_What you need to do:_ Only the count should appear in your answer: how many lines of the data below contain the word "name"?

··· Dataset content

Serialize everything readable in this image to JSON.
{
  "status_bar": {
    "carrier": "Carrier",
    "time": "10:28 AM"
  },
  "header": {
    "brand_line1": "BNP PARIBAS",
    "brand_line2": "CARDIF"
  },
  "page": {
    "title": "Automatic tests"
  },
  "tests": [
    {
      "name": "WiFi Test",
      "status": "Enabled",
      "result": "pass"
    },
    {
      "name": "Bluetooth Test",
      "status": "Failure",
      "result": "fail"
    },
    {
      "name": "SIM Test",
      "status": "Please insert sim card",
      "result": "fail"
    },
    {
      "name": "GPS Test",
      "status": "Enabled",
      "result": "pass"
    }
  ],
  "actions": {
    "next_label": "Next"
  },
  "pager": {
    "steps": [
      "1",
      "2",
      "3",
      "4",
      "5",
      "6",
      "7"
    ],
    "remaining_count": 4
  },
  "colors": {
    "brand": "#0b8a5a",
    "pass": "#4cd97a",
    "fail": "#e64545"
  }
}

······

_Solution to this exercise:_ 4